Indeed, that, to me, was the best part of the book—the fact that it was not merely a love story, but also one of the most mature and empathic stories about understanding divorce that I’ve ever read. At the start of the book, Hadley is still not over her father’s desertion of her and her mother, to marry a woman she’s never met. But no one is solely the villain or the victim here: throughout informative and understandable flashbacks, Jennifer Smith reveals Hadley’s family’s history, and by the end, readers have strong hopes that things will work out for the best.
I am, unfortunately, super wary of YA romances nowadays, but I like how Smith develops Hadley and Oliver’s connection. Hadley is real: she’s not the silly protagonist who needs a guy to save her, nor is she the petulant teen just ripe for character development. Oliver doesn’t come off as an impossible-to-believe perfect guy: he is, to my heart’s delight, simply an above-average-intelligence college student with the type of familial concern and lighthearted flirting that you can expect out of any guy, given that you give him a chance. And STATISTICAL is Oliver’s chance. I totally dig that, had he not been a main character in this story, he would’ve been just another nice college guy who would eventually end up with his happy ending. In that sense, STATISTICAL felt more like a privileged glimpse into the random encounter of two very ordinary people, and I don’t think I can stress in mere words how lovely that is.
I admit that I had hesitations about how much I’d like this book, despite others singing its praises. Jennifer Smith’s omniscient writing has had its times when it did not work for me in the past. However, for THE STATISTICAL PROBABILITY OF LOVE AT FIRST SIGHT, the balance between internal monologue, flashbacks, and present-day action achieved a delectable balance. Channeling the best of authors like David Levithan, Jennifer Smith’s newest novel is one that fans of subtle romances and family dilemmas will surely appreciate.

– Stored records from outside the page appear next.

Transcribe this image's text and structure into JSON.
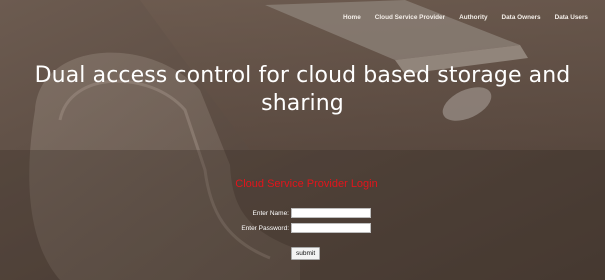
{
  "nav": {
    "items": [
      {
        "label": "Home"
      },
      {
        "label": "Cloud Service Provider"
      },
      {
        "label": "Authority"
      },
      {
        "label": "Data Owners"
      },
      {
        "label": "Data Users"
      }
    ]
  },
  "hero": {
    "title_line1": "Dual access control for cloud based storage and",
    "title_line2": "sharing"
  },
  "login": {
    "title": "Cloud Service Provider Login",
    "name_label": "Enter Name:",
    "name_value": "",
    "password_label": "Enter Password:",
    "password_value": "",
    "submit_label": "submit"
  },
  "colors": {
    "login_title": "#e3141b",
    "nav_text": "#f4efe9",
    "background": "#5a4b42"
  }
}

Cover discussion: It's funky! It's artsy and a little all over the place and a little sweet. Kind of like some cool artwork I'd expect to find in the Village (that's Greenwich Village, in New York City).
Poppy / Jan. 2, 2012 / Hardcover / 256pp. / $17.99
e-review copy received from publisher.